Mainly we have looked at information services to see where one would place it in benchmarking. Is information a core competency? And it kept coming back that information in any company is a core competency.

We feel our members should handle outsourcing like any other issue. Outsourcers may have a role to play in a well-managed information service, especially for mechanical things like online searching, pulling together reports, arranging statistics.

BQ: Hey! What do you mean mechanical things like online searching" Hmmph.

Bender. GE kept a covey of information professionals to do some searches, like patents and product development. But some kinds of searching are very standard, three to five word matches or historical ones where the researcher just needs some help.

The rest of this article is only available to active members of Questia

Sign up now for a free, 1-day trial and receive full access to:

  • Questia's entire collection
  • Automatic bibliography creation
  • More helpful research tools like notes, citations, and highlights
  • Ad-free environment

Already a member? Log in now.

Notes for this article

Add a new note
If you are trying to select text to create highlights or citations, remember that you must now click or tap on the first word, and then click or tap on the last word.
Loading One moment ...
Project items
Notes
Cite this article

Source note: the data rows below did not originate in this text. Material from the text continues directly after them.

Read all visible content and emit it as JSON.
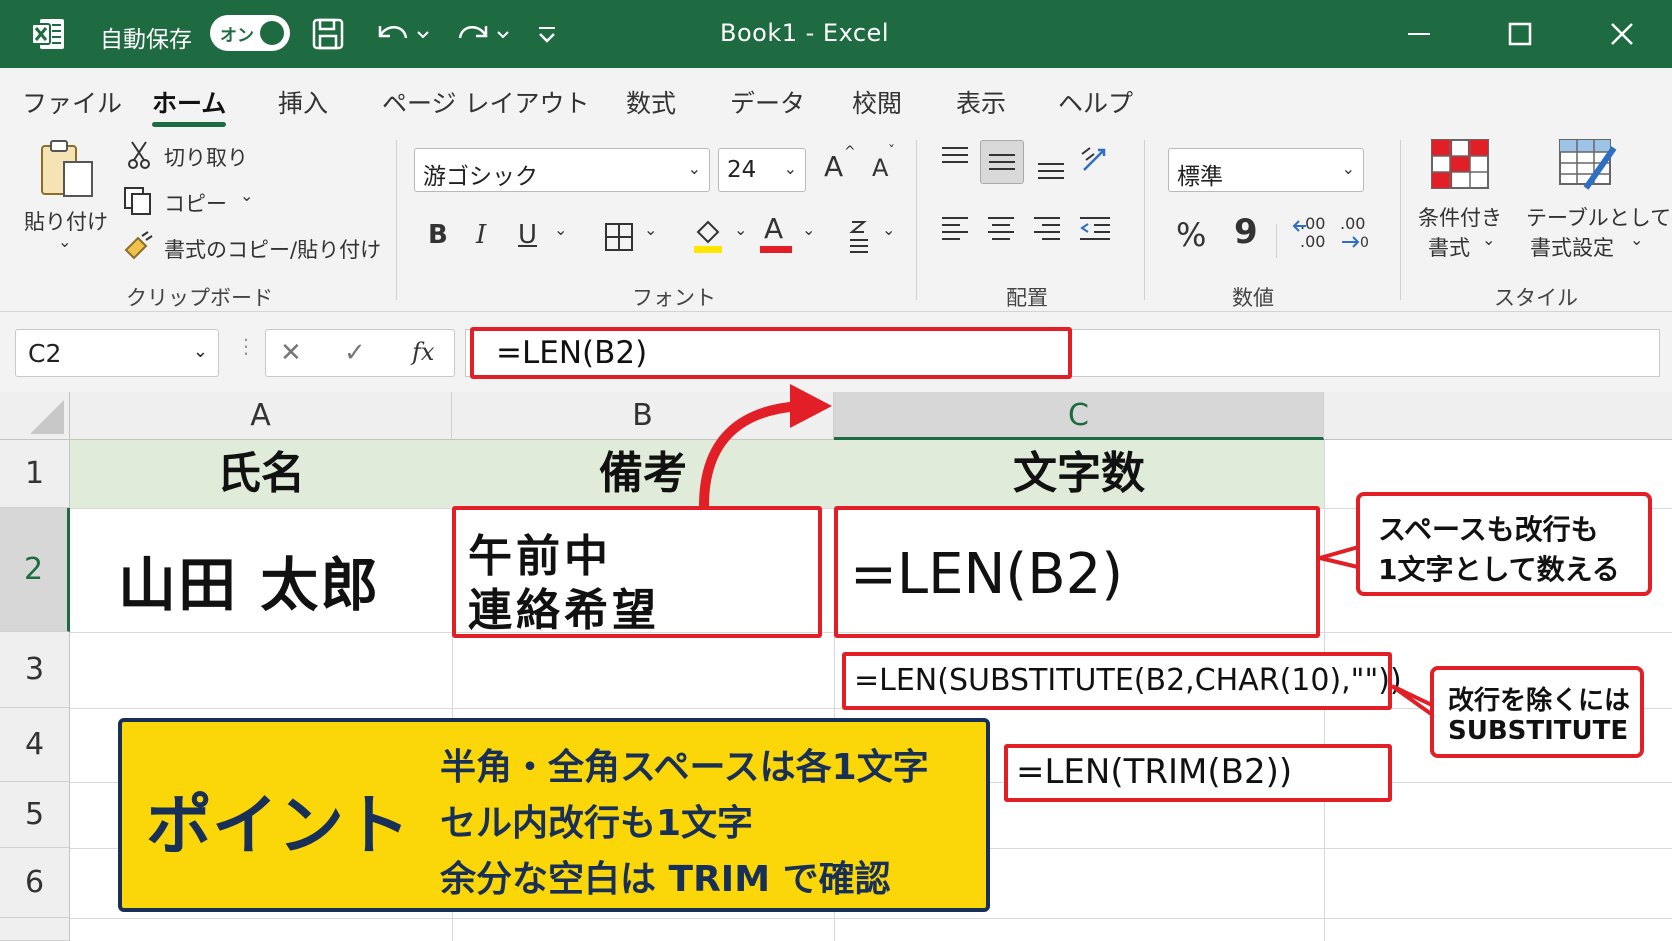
{
  "colors": {
    "excel_green": "#1e6b41",
    "highlight_red": "#e21f26",
    "point_yellow": "#fbd70a",
    "point_border": "#183058",
    "header_fill": "#e0ecd9"
  },
  "titlebar": {
    "autosave_label": "自動保存",
    "autosave_toggle": "オン",
    "title": "Book1  -  Excel",
    "icons": [
      "excel-logo-icon",
      "save-icon",
      "undo-icon",
      "redo-icon",
      "customize-icon",
      "minimize-icon",
      "maximize-icon",
      "close-icon"
    ]
  },
  "tabs": [
    {
      "label": "ファイル"
    },
    {
      "label": "ホーム",
      "active": true
    },
    {
      "label": "挿入"
    },
    {
      "label": "ページ レイアウト"
    },
    {
      "label": "数式"
    },
    {
      "label": "データ"
    },
    {
      "label": "校閲"
    },
    {
      "label": "表示"
    },
    {
      "label": "ヘルプ"
    }
  ],
  "ribbon": {
    "clipboard": {
      "paste": "貼り付け",
      "cut": "切り取り",
      "copy": "コピー",
      "format_painter": "書式のコピー/貼り付け",
      "group": "クリップボード"
    },
    "font": {
      "font_name": "游ゴシック",
      "font_size": "24",
      "grow": "A",
      "shrink": "A",
      "bold": "B",
      "italic": "I",
      "underline": "U",
      "font_color": "A",
      "group": "フォント"
    },
    "alignment": {
      "group": "配置"
    },
    "number": {
      "format": "標準",
      "percent": "%",
      "comma": "9",
      "inc_decimal": ".00",
      "dec_decimal": ".00",
      "group": "数値"
    },
    "styles": {
      "conditional_1": "条件付き",
      "conditional_2": "書式",
      "table_1": "テーブルとして",
      "table_2": "書式設定",
      "group": "スタイル"
    }
  },
  "formula_bar": {
    "name_box": "C2",
    "cancel": "✕",
    "enter": "✓",
    "fx": "fx",
    "formula": "=LEN(B2)"
  },
  "sheet": {
    "columns": [
      "A",
      "B",
      "C"
    ],
    "rows": [
      "1",
      "2",
      "3",
      "4",
      "5",
      "6"
    ],
    "headers": [
      "氏名",
      "備考",
      "文字数"
    ],
    "a2": "山田 太郎",
    "b2_line1": "午前中",
    "b2_line2": "連絡希望",
    "c2": "=LEN(B2)",
    "c3": "=LEN(SUBSTITUTE(B2,CHAR(10),\"\"))",
    "c4": "=LEN(TRIM(B2))"
  },
  "callouts": {
    "spaces_line1": "スペースも改行も",
    "spaces_line2": "1文字として数える",
    "remove_line1": "改行を除くには",
    "remove_line2": "SUBSTITUTE"
  },
  "point": {
    "title": "ポイント",
    "line1": "半角・全角スペースは各1文字",
    "line2": "セル内改行も1文字",
    "line3": "余分な空白は TRIM で確認"
  }
}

Cited article

Style
Citations are available only to our active members.
Sign up now to cite pages or passages in MLA, APA and Chicago citation styles.

Cited article

Professional Associations React to the Challenge
Settings

Settings

Typeface
Text size Smaller Larger
Search within

Search within this article

Look up

Look up a word

  • Dictionary
  • Thesaurus
Please submit a word or phrase above.
Print this page

Print this page

Why can't I print more than one page at a time?

While we understand printed pages are helpful to our users, this limitation is necessary to help protect our publishers' copyrighted material and prevent its unlawful distribution. We are sorry for any inconvenience.
Full screen

matching results for page

Cited passage

Style
Citations are available only to our active members.
Sign up now to cite pages or passages in MLA, APA and Chicago citation styles.

Cited passage

Welcome to the new Questia Reader

The Questia Reader has been updated to provide you with an even better online reading experience.  It is now 100% Responsive, which means you can read our books and articles on any sized device you wish.  All of your favorite tools like notes, highlights, and citations are still here, but the way you select text has been updated to be easier to use, especially on touchscreen devices.  Here's how:

1. Click or tap the first word you want to select.
2. Click or tap the last word you want to select.

OK, got it!

Thanks for trying Questia!

Please continue trying out our research tools, but please note, full functionality is available only to our active members.

Your work will be lost once you leave this Web page.

For full access in an ad-free environment, sign up now for a FREE, 1-day trial.

Already a member? Log in now.

Are you sure you want to delete this highlight?